*** Block opens ***

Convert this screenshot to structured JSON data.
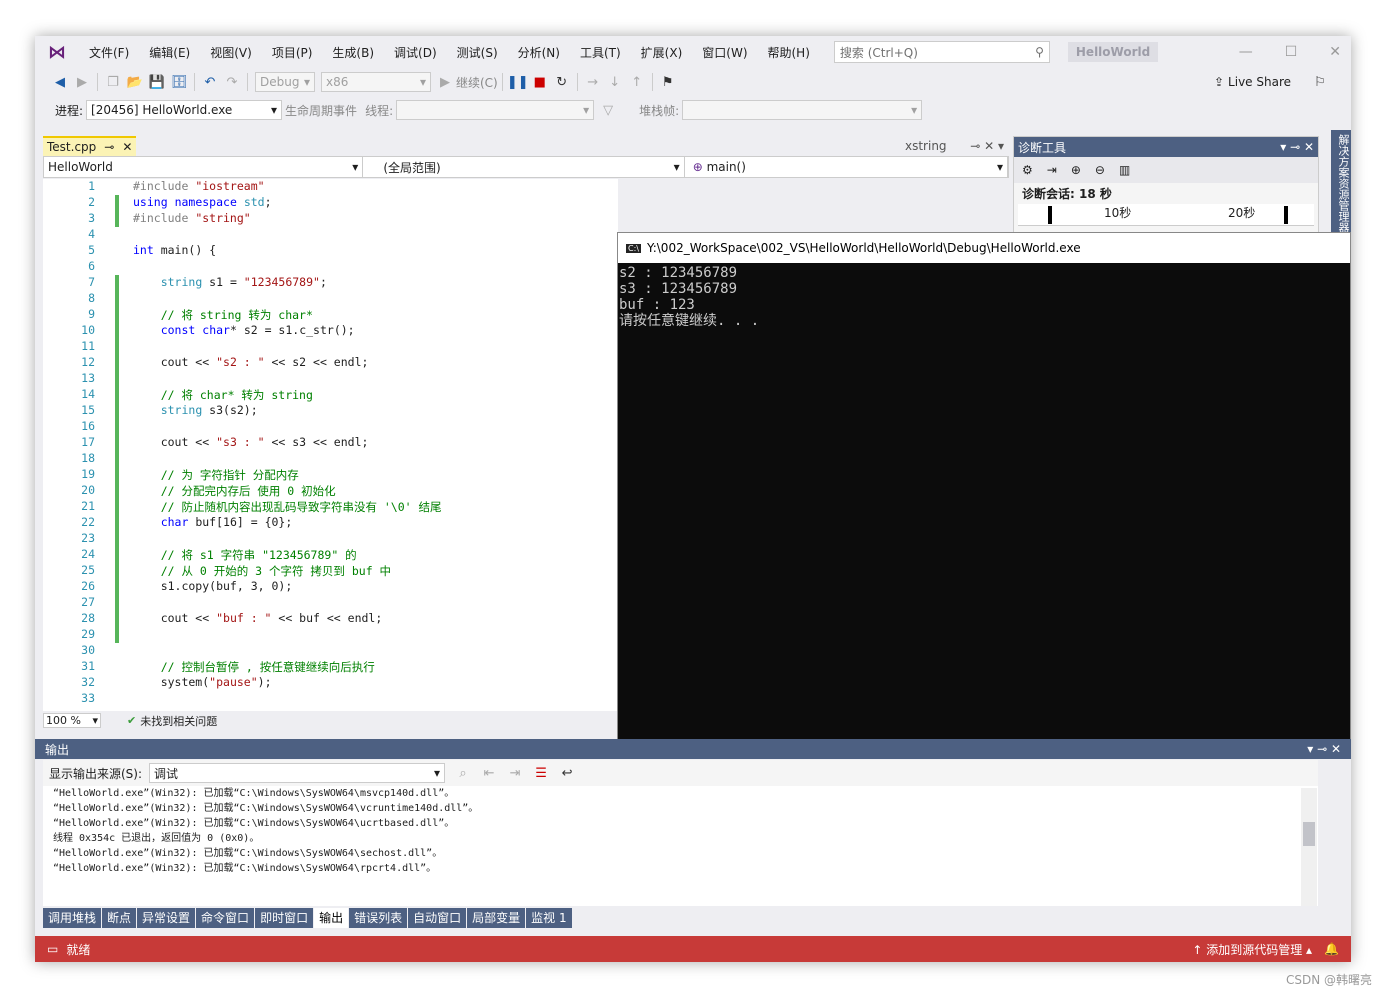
{
  "menu": [
    "文件(F)",
    "编辑(E)",
    "视图(V)",
    "项目(P)",
    "生成(B)",
    "调试(D)",
    "测试(S)",
    "分析(N)",
    "工具(T)",
    "扩展(X)",
    "窗口(W)",
    "帮助(H)"
  ],
  "search_placeholder": "搜索 (Ctrl+Q)",
  "solution_name": "HelloWorld",
  "toolbar": {
    "config": "Debug",
    "platform": "x86",
    "continue": "继续(C)",
    "live_share": "Live Share"
  },
  "debugbar": {
    "process_label": "进程:",
    "process_value": "[20456] HelloWorld.exe",
    "lifecycle": "生命周期事件",
    "thread_label": "线程:",
    "stack_label": "堆栈帧:"
  },
  "editor": {
    "tab": "Test.cpp",
    "nav_project": "HelloWorld",
    "nav_scope": "(全局范围)",
    "nav_func": "main()",
    "zoom": "100 %",
    "issues": "未找到相关问题",
    "xstring_tab": "xstring"
  },
  "code": [
    "#include \"iostream\"",
    "using namespace std;",
    "#include \"string\"",
    "",
    "int main() {",
    "",
    "    string s1 = \"123456789\";",
    "",
    "    // 将 string 转为 char*",
    "    const char* s2 = s1.c_str();",
    "",
    "    cout << \"s2 : \" << s2 << endl;",
    "",
    "    // 将 char* 转为 string",
    "    string s3(s2);",
    "",
    "    cout << \"s3 : \" << s3 << endl;",
    "",
    "    // 为 字符指针 分配内存",
    "    // 分配完内存后 使用 0 初始化",
    "    // 防止随机内容出现乱码导致字符串没有 '\\0' 结尾",
    "    char buf[16] = {0};",
    "",
    "    // 将 s1 字符串 \"123456789\" 的",
    "    // 从 0 开始的 3 个字符 拷贝到 buf 中",
    "    s1.copy(buf, 3, 0);",
    "",
    "    cout << \"buf : \" << buf << endl;",
    "",
    "",
    "    // 控制台暂停 , 按任意键继续向后执行",
    "    system(\"pause\");",
    ""
  ],
  "console": {
    "title": "Y:\\002_WorkSpace\\002_VS\\HelloWorld\\HelloWorld\\Debug\\HelloWorld.exe",
    "lines": [
      "s2 : 123456789",
      "s3 : 123456789",
      "buf : 123",
      "请按任意键继续. . ."
    ]
  },
  "diag": {
    "title": "诊断工具",
    "session": "诊断会话: 18 秒",
    "t1": "10秒",
    "t2": "20秒",
    "side": "解决方案资源管理器"
  },
  "output": {
    "title": "输出",
    "source_label": "显示输出来源(S):",
    "source_value": "调试",
    "lines": [
      "“HelloWorld.exe”(Win32): 已加载“C:\\Windows\\SysWOW64\\msvcp140d.dll”。",
      "“HelloWorld.exe”(Win32): 已加载“C:\\Windows\\SysWOW64\\vcruntime140d.dll”。",
      "“HelloWorld.exe”(Win32): 已加载“C:\\Windows\\SysWOW64\\ucrtbased.dll”。",
      "线程 0x354c 已退出，返回值为 0 (0x0)。",
      "“HelloWorld.exe”(Win32): 已加载“C:\\Windows\\SysWOW64\\sechost.dll”。",
      "“HelloWorld.exe”(Win32): 已加载“C:\\Windows\\SysWOW64\\rpcrt4.dll”。"
    ]
  },
  "bottom_tabs": [
    "调用堆栈",
    "断点",
    "异常设置",
    "命令窗口",
    "即时窗口",
    "输出",
    "错误列表",
    "自动窗口",
    "局部变量",
    "监视 1"
  ],
  "status": {
    "ready": "就绪",
    "source_control": "添加到源代码管理"
  },
  "watermark": "CSDN @韩曙亮"
}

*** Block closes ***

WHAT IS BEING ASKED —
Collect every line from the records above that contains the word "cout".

RESULT OF THIS TASK —
    "    cout << \"s2 : \" << s2 << endl;",
    "    cout << \"s3 : \" << s3 << endl;",
    "    cout << \"buf : \" << buf << endl;",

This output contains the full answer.